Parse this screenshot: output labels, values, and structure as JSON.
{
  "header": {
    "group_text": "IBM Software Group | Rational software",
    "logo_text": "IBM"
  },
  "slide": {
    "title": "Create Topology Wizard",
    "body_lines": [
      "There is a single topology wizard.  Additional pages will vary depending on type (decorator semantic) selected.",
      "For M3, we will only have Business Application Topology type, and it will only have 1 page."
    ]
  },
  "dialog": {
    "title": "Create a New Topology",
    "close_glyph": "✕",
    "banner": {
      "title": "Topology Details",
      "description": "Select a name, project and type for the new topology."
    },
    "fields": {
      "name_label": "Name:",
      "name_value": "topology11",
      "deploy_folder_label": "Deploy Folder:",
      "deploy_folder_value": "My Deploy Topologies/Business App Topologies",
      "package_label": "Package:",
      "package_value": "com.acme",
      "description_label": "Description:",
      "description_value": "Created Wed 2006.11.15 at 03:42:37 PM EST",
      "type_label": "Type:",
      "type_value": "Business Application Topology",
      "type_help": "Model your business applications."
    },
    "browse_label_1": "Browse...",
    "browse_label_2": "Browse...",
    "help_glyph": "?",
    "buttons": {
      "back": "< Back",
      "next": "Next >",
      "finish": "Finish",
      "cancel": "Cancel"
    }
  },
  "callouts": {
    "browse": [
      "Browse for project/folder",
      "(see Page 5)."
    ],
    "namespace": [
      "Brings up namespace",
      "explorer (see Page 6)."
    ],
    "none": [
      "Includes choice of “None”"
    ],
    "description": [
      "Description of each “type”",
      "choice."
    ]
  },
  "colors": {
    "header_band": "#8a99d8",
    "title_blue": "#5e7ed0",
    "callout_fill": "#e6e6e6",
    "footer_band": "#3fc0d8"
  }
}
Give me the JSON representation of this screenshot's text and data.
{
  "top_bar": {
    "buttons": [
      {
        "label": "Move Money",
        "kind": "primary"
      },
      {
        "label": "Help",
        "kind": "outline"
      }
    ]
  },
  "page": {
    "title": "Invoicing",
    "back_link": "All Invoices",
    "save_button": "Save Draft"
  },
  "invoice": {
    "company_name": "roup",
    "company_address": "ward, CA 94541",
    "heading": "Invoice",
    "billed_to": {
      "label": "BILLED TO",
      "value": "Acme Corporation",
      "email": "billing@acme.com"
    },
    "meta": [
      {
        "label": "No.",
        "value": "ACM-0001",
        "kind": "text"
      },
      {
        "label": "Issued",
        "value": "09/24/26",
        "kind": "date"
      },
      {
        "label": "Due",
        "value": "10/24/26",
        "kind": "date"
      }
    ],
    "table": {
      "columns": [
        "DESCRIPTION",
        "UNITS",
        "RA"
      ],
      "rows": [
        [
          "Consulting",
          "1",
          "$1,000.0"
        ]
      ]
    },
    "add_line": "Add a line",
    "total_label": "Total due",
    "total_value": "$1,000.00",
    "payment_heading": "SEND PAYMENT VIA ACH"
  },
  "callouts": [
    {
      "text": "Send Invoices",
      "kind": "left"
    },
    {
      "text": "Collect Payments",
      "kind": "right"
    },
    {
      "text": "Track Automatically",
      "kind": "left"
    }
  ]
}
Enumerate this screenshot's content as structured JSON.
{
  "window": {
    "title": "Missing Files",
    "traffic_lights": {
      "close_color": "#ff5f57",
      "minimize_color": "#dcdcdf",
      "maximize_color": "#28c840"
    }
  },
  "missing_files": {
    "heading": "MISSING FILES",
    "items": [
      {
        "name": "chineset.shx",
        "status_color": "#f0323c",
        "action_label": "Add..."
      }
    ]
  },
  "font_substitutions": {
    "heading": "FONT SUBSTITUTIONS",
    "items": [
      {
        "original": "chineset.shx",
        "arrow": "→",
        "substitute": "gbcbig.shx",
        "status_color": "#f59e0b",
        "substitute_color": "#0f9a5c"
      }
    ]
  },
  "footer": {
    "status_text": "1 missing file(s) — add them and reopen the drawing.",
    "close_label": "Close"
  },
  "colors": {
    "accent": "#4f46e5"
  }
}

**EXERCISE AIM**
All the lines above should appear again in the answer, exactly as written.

**REPLY**
Parse this screenshot: output labels, values, and structure as JSON.
{
  "header": {
    "group_text": "IBM Software Group | Rational software",
    "logo_text": "IBM"
  },
  "slide": {
    "title": "Create Topology Wizard",
    "body_lines": [
      "There is a single topology wizard.  Additional pages will vary depending on type (decorator semantic) selected.",
      "For M3, we will only have Business Application Topology type, and it will only have 1 page."
    ]
  },
  "dialog": {
    "title": "Create a New Topology",
    "close_glyph": "✕",
    "banner": {
      "title": "Topology Details",
      "description": "Select a name, project and type for the new topology."
    },
    "fields": {
      "name_label": "Name:",
      "name_value": "topology11",
      "deploy_folder_label": "Deploy Folder:",
      "deploy_folder_value": "My Deploy Topologies/Business App Topologies",
      "package_label": "Package:",
      "package_value": "com.acme",
      "description_label": "Description:",
      "description_value": "Created Wed 2006.11.15 at 03:42:37 PM EST",
      "type_label": "Type:",
      "type_value": "Business Application Topology",
      "type_help": "Model your business applications."
    },
    "browse_label_1": "Browse...",
    "browse_label_2": "Browse...",
    "help_glyph": "?",
    "buttons": {
      "back": "< Back",
      "next": "Next >",
      "finish": "Finish",
      "cancel": "Cancel"
    }
  },
  "callouts": {
    "browse": [
      "Browse for project/folder",
      "(see Page 5)."
    ],
    "namespace": [
      "Brings up namespace",
      "explorer (see Page 6)."
    ],
    "none": [
      "Includes choice of “None”"
    ],
    "description": [
      "Description of each “type”",
      "choice."
    ]
  },
  "colors": {
    "header_band": "#8a99d8",
    "title_blue": "#5e7ed0",
    "callout_fill": "#e6e6e6",
    "footer_band": "#3fc0d8"
  }
}
Give me the JSON representation of this screenshot's text and data.
{
  "top_bar": {
    "buttons": [
      {
        "label": "Move Money",
        "kind": "primary"
      },
      {
        "label": "Help",
        "kind": "outline"
      }
    ]
  },
  "page": {
    "title": "Invoicing",
    "back_link": "All Invoices",
    "save_button": "Save Draft"
  },
  "invoice": {
    "company_name": "roup",
    "company_address": "ward, CA 94541",
    "heading": "Invoice",
    "billed_to": {
      "label": "BILLED TO",
      "value": "Acme Corporation",
      "email": "billing@acme.com"
    },
    "meta": [
      {
        "label": "No.",
        "value": "ACM-0001",
        "kind": "text"
      },
      {
        "label": "Issued",
        "value": "09/24/26",
        "kind": "date"
      },
      {
        "label": "Due",
        "value": "10/24/26",
        "kind": "date"
      }
    ],
    "table": {
      "columns": [
        "DESCRIPTION",
        "UNITS",
        "RA"
      ],
      "rows": [
        [
          "Consulting",
          "1",
          "$1,000.0"
        ]
      ]
    },
    "add_line": "Add a line",
    "total_label": "Total due",
    "total_value": "$1,000.00",
    "payment_heading": "SEND PAYMENT VIA ACH"
  },
  "callouts": [
    {
      "text": "Send Invoices",
      "kind": "left"
    },
    {
      "text": "Collect Payments",
      "kind": "right"
    },
    {
      "text": "Track Automatically",
      "kind": "left"
    }
  ]
}
Enumerate this screenshot's content as structured JSON.
{
  "window": {
    "title": "Missing Files",
    "traffic_lights": {
      "close_color": "#ff5f57",
      "minimize_color": "#dcdcdf",
      "maximize_color": "#28c840"
    }
  },
  "missing_files": {
    "heading": "MISSING FILES",
    "items": [
      {
        "name": "chineset.shx",
        "status_color": "#f0323c",
        "action_label": "Add..."
      }
    ]
  },
  "font_substitutions": {
    "heading": "FONT SUBSTITUTIONS",
    "items": [
      {
        "original": "chineset.shx",
        "arrow": "→",
        "substitute": "gbcbig.shx",
        "status_color": "#f59e0b",
        "substitute_color": "#0f9a5c"
      }
    ]
  },
  "footer": {
    "status_text": "1 missing file(s) — add them and reopen the drawing.",
    "close_label": "Close"
  },
  "colors": {
    "accent": "#4f46e5"
  }
}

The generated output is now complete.